Her blatant disregard for the buzzer and other candidates made me want to throw something at the television, not cheer her on.
And that about says it. However, I would add that Mr. McIntosh’s criticisms of Trump and Carson apply to Fiorina, as well. “Framework” policy proposals and oft-regurgitated sound bites, particularly from a candidate with a questionable rather non-conservative record, will no longer suffice. Laura is also correct to note that–according to the PPD average–Fiorina is tied with Sen. Rand Paul at 3.2%, “and is not in a statistically significant better position than Kasich or Gov. Mike Huckabee, the latter of which was relegated to the undercard debate.”

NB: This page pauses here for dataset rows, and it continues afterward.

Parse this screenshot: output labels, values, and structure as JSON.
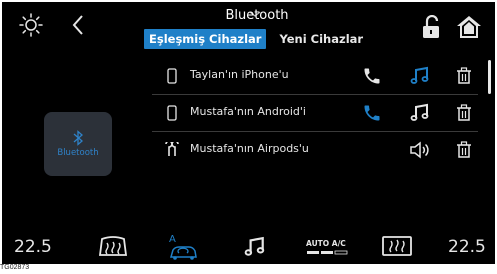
{
  "header": {
    "title": "Bluetooth",
    "tabs": [
      {
        "label": "Eşleşmiş Cihazlar",
        "active": true
      },
      {
        "label": "Yeni Cihazlar",
        "active": false
      }
    ]
  },
  "sidebar": {
    "bluetooth_tile_label": "Bluetooth"
  },
  "devices": [
    {
      "name": "Taylan'ın iPhone'u",
      "device_icon": "phone-icon",
      "phone_active": false,
      "music_active": true,
      "actions": [
        "call-icon",
        "music-icon",
        "delete-icon"
      ]
    },
    {
      "name": "Mustafa'nın Android'i",
      "device_icon": "phone-icon",
      "phone_active": true,
      "music_active": false,
      "actions": [
        "call-icon",
        "music-icon",
        "delete-icon"
      ]
    },
    {
      "name": "Mustafa'nın Airpods'u",
      "device_icon": "earbuds-icon",
      "actions": [
        "speaker-icon",
        "delete-icon"
      ]
    }
  ],
  "climate": {
    "left_temp": "22.5",
    "right_temp": "22.5",
    "auto_ac_label": "AUTO A/C"
  },
  "image_caption": "TG02873",
  "colors": {
    "accent_blue": "#1f80c8",
    "background": "#000000",
    "tile": "#2c3139",
    "text": "#e6e6e6"
  }
}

There will be no bump this time around for Carly, who has lost most of her support to Dr. Carson and has shown no ability to capitalize on her past debate performances.
Sen. Paul had his best debate thus far, following what was an absolutely horrible showing in the first two. Even if he didn’t win over voters in the hawkish wing of the GOP during his exchange with Sen. Rubio, he was right on the substance. The same is true on the scuff up over Rubio’s tax plan, which essentially gives out a welfare transfer payment without offsetting its damage to the deficit.

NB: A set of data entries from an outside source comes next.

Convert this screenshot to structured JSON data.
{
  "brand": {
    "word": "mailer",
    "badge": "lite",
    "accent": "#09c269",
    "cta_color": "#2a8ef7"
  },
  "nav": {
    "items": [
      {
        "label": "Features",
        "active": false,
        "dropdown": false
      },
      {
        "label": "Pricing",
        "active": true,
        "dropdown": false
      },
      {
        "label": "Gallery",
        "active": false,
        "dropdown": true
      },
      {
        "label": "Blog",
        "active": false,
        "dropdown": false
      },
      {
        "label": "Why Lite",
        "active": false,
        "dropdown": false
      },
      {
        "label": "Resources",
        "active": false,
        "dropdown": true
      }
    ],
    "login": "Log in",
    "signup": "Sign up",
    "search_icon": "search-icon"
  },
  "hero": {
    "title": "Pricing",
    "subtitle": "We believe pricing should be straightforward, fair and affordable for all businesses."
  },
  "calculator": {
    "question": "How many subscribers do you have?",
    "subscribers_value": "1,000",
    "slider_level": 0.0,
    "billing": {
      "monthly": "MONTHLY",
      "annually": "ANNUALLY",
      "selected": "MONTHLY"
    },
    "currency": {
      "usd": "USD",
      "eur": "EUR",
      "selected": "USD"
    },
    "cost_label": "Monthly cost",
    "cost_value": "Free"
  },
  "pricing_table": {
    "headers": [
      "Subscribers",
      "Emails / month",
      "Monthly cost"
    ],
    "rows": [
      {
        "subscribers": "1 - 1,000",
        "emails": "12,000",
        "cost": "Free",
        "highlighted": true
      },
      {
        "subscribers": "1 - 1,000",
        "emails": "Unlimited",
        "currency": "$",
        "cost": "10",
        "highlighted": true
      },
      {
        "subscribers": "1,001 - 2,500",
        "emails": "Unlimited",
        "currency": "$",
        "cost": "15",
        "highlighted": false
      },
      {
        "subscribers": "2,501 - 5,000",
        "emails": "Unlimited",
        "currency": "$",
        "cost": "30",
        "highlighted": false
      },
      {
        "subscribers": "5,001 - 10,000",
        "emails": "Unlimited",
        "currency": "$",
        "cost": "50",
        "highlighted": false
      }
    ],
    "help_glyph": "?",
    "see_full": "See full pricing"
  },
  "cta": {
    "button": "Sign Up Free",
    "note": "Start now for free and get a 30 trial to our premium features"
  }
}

Paul also definitely scored points against the frontrunner when he noted that China was not even a part of TPP, which Trump appeared not to know. Unfortunately, Paul also pardoned Trump from his own attack to some extent when he admitted to agreeing with him over whether or not the Congress should’ve given President Obama more power to negotiate the deal.
Nevertheless, it was a good night for Paul, who has seen his numbers bounce back in recent weeks as Fiorina cratered. Paul is now tied with the former CEO for sixth place, and I suspect that trajectory and trend may just continue to favor him. Even if that turns out not to be the case, it is a far cry from just a few weeks ago when pundits were prematurely pontificating about his demise.

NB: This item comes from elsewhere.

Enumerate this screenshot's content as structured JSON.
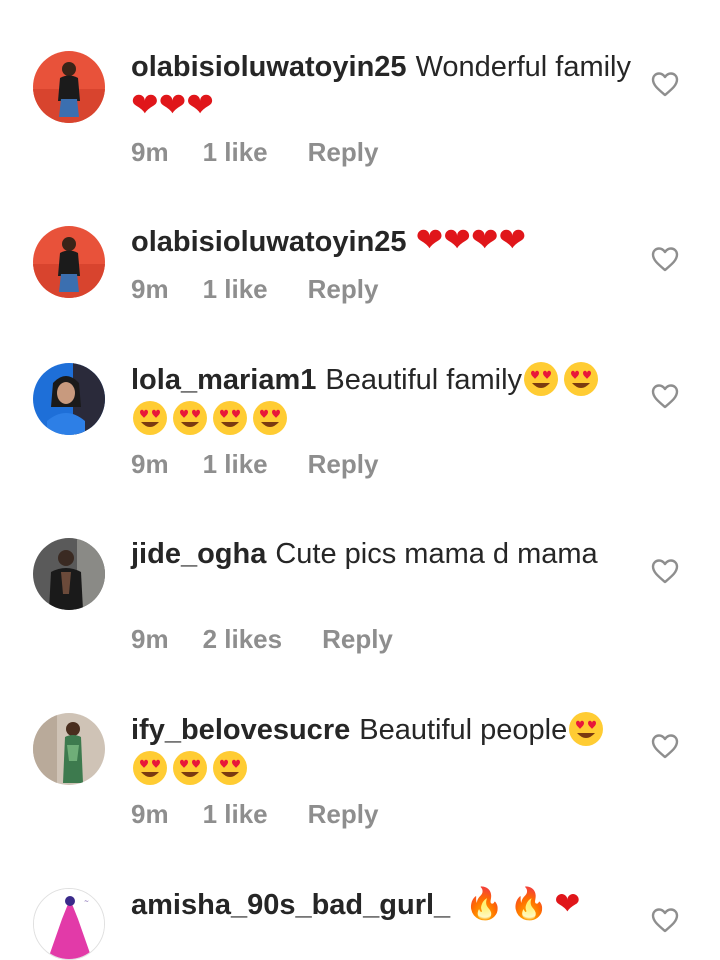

If I had to pick a winner, as I said, it would be either Marco Rubio or Ted Cruz. If I had to pick a loser, it would be Gov. Kasich. In fact, even though the question of “who won” a debate isn’t at all that simple, sometimes “who lost” is crystal clear. Kasich, from the beginning, came across as unlikable, as well as morally and intellectually condescending. He lost the exchanges with Trump and Cruz on immigration and was booed in his losing exchange with Cruz alone on bank bailouts.
Neither Trump nor Carson had a night that inflicted fatal or even significantly harmful damage to them among their core supporters. And if you are tempted to think otherwise listening to the geniuses offering post Republican debate analysis, I’d remind you we’ve been here before. In fact, about three times before.